And after reading it, I did something which at the time seemed unusual (or so people told me) – I picked up the phone and called the boy-principal, explained who I was, then asked point blank why I hadn’t gotten the job. Why, specifically? Was it lack of qualifications? Experience? My references? No, he replied, actually it was because you weren’t bubbly enough (this is a direct translation: for those of you who speak Norwegian, I wasn’t sprudlende nok). That one set me back even more than when I had first seen him on my interview day, and I was struck silent for a moment. Seriously?, I asked. Yes, he explained, the woman who had interviewed after me had apparently been – in addition to her similar background as mine – sufficiently bubbly to guarantee her being offered the job, and accepting it – so over and out for non-bubbly me. I remember stammering something about how this had been my first interview ever in Norwegian, and that it had made me extra nervous and that was why I might have seemed a bit flat during our talk. Can’t recall his reply, but as that job train had left the station and I had my answer, there really wasn’t any point in prolonging the conversation. We hung up, and I sat by the phone thinking about what, if anything, I had gained from calling him in the first place. My first reaction was to put the blame on his apparent lack of maturity – did he really take interviewing seriously? – but then I thought, no, his honesty was actually refreshing, and a standard answer from him would’ve made me think he was being, well, sort of smooth and fake while really wanting to avoid any conflict or unpleasantness. And silently thanked him for that, as while I still didn’t quite agree with that being a valid reason for not hiring an otherwise qualified person to teach adult students, I had at least gotten a wake-up call about how I came off being towards others during an interview situation. Though the criteria for hiring seems arbitrary to me – this particular personality trait (warmth and liveliness = bubbliciousness?) was important to this particular principal, and so I had unwittingly failed his test.
Contrary to expectations, there is a happy ending to this sad interview story: after several months when the holidays were approaching, I got a call out of the blue from this same principal. It turned out that while the previously successful interviewee did indeed have a vivacious and friendly personality, this quality in no way gave her the organizational skills necessary for effective teaching – in the classroom, she was according to students (remember what I wrote in the first paragraph?) a bit of a disaster on the structural side of things, to put it mildly. Resulting in the fact that they hadn’t gotten through half their syllabus even after several months of class three times a week. So said person had ‘bubbled herself’ out of a job, and would I like to give it a try? This time I had no problem giving an appropriately bubbly answer in return – and went on to have one of the most rewarding teaching ‘gigs’ of my working life in Norway. Any moral here?

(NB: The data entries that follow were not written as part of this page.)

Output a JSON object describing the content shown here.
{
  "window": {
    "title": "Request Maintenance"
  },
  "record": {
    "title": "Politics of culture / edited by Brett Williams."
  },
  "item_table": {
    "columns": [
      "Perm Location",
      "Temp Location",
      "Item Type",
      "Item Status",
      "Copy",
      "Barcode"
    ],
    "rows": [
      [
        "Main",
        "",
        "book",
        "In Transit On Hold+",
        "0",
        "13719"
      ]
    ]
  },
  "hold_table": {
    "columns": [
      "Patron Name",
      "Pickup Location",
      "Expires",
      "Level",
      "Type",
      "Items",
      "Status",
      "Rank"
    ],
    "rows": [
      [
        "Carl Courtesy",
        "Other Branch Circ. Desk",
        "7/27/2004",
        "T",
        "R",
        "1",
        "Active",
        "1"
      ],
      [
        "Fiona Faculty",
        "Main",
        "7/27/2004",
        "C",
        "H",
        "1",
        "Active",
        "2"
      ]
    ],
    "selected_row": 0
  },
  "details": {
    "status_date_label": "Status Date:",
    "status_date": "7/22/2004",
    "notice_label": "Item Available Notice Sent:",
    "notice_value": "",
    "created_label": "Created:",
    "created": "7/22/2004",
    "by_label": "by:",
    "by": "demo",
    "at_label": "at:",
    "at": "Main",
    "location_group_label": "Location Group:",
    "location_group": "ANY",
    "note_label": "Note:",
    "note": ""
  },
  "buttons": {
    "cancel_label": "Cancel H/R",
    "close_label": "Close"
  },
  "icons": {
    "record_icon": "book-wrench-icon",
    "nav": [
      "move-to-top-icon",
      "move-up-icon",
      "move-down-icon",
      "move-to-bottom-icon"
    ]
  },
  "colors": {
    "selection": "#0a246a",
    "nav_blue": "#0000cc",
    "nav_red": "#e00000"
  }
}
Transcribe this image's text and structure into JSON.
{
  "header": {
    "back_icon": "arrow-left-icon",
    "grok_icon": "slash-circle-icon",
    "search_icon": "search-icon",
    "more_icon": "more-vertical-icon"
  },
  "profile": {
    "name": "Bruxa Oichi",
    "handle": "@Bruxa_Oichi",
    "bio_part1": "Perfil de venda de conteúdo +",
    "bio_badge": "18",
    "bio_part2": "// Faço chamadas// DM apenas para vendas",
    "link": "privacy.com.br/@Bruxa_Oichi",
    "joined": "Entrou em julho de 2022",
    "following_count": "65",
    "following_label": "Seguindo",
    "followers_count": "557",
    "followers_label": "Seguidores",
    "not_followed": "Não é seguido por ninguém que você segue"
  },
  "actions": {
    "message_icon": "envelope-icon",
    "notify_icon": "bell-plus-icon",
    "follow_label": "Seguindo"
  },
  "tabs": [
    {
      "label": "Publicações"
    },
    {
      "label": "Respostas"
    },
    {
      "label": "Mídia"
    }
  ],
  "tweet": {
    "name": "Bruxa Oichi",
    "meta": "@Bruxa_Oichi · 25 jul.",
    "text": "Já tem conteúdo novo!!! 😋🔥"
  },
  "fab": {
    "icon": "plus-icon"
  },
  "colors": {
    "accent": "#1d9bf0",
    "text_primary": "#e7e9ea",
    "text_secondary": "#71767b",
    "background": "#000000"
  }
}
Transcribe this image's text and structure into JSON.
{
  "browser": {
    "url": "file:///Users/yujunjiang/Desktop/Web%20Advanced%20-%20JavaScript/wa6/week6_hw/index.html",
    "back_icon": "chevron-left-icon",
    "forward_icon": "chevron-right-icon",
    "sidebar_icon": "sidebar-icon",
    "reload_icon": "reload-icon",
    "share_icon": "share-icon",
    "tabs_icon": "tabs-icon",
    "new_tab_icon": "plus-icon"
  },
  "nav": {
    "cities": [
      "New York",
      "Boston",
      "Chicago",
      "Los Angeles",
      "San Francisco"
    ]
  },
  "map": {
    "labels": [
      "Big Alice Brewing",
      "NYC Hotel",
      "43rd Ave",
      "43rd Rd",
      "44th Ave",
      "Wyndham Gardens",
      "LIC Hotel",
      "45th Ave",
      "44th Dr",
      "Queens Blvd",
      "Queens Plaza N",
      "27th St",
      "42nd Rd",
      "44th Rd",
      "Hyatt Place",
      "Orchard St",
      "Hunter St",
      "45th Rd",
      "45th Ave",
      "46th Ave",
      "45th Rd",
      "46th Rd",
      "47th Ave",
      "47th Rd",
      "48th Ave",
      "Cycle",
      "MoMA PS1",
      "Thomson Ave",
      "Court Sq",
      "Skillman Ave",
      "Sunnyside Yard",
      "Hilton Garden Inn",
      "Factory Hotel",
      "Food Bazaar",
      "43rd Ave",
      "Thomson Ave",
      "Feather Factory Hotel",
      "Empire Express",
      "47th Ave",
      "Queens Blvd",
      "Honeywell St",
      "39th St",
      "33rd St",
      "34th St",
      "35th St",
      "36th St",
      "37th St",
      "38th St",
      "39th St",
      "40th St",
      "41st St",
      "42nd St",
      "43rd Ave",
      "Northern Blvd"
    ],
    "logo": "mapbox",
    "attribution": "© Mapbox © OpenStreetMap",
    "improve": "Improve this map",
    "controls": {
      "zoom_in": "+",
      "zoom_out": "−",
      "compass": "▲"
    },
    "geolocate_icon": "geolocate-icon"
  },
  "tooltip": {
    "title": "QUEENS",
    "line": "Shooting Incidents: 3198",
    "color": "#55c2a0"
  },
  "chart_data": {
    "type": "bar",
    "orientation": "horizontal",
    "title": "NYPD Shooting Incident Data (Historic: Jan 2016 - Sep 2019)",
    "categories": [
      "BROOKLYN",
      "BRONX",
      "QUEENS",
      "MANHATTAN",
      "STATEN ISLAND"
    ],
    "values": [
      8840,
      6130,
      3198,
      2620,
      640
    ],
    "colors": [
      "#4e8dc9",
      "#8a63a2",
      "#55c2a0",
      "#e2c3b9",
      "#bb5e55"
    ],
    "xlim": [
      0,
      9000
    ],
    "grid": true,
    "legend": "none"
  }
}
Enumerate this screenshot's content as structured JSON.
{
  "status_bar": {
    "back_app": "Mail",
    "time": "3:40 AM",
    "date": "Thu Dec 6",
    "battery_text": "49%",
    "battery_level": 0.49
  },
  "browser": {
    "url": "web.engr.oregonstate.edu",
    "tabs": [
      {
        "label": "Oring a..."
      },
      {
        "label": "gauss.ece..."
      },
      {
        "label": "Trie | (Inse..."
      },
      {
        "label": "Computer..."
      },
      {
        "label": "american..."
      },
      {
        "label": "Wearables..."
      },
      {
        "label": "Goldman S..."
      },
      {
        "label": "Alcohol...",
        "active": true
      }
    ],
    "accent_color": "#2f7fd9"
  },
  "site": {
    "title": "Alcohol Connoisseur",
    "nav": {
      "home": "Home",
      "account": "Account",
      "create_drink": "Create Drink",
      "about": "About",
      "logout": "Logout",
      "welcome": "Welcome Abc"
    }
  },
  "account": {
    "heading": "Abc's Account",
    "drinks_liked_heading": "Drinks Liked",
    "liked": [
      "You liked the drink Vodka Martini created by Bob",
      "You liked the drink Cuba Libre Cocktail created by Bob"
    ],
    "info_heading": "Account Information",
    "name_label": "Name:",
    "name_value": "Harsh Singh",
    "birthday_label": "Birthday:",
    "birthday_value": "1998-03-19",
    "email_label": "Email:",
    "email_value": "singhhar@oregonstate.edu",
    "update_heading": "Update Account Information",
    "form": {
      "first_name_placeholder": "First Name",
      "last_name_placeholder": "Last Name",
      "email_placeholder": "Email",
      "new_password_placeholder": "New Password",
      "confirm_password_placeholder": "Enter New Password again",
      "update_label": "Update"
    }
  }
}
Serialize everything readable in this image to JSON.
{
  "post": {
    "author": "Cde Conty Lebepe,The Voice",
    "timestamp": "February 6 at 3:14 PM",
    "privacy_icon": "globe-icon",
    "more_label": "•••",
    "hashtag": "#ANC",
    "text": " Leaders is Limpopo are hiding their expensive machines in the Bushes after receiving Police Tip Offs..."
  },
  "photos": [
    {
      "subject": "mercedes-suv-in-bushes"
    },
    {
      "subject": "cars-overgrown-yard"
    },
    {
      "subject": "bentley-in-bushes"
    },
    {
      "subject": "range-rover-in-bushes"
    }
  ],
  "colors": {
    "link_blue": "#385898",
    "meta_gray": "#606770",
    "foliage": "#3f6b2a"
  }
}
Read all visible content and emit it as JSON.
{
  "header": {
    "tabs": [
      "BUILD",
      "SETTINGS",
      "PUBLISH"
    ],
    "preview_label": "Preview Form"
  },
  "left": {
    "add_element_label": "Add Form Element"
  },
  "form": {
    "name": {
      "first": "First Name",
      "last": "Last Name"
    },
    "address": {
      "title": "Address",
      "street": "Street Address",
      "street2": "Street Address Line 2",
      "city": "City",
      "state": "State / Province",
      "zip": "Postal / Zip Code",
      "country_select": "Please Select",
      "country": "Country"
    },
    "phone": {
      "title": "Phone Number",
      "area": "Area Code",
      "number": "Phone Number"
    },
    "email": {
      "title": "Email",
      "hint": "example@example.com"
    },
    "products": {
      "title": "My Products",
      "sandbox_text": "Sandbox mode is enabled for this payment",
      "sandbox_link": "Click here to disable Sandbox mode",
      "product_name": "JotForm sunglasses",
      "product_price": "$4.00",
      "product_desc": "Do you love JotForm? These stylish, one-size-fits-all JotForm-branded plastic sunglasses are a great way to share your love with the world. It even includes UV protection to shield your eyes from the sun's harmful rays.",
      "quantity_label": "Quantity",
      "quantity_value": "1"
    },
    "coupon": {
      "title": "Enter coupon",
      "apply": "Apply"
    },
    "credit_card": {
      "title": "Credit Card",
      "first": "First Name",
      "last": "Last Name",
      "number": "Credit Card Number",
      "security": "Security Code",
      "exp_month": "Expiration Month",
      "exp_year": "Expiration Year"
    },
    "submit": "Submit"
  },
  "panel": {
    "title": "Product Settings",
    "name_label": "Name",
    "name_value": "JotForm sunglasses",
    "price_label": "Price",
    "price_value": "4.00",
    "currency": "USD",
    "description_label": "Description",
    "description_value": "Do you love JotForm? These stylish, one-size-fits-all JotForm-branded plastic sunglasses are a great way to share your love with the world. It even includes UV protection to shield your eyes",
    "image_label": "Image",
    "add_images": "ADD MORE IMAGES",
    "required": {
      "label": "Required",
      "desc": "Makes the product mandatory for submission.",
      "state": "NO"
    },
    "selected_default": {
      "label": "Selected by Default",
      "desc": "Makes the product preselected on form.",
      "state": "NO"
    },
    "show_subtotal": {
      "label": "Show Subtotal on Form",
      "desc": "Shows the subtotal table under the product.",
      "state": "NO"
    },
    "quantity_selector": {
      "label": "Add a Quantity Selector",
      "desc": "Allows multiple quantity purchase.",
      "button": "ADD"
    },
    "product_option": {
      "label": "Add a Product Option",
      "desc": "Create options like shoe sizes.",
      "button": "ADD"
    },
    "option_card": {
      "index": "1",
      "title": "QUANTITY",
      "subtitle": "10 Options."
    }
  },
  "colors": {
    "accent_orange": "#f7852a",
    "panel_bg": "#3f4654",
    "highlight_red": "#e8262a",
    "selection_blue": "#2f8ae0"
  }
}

Well, several – foreign speakers at an interview: don’t be so nervous that your inner bubble doesn’t come to the surface – express it freely! And find the courage and take the time to call and ask why if you didn’t get hired. And never give up until the job you really want is yours.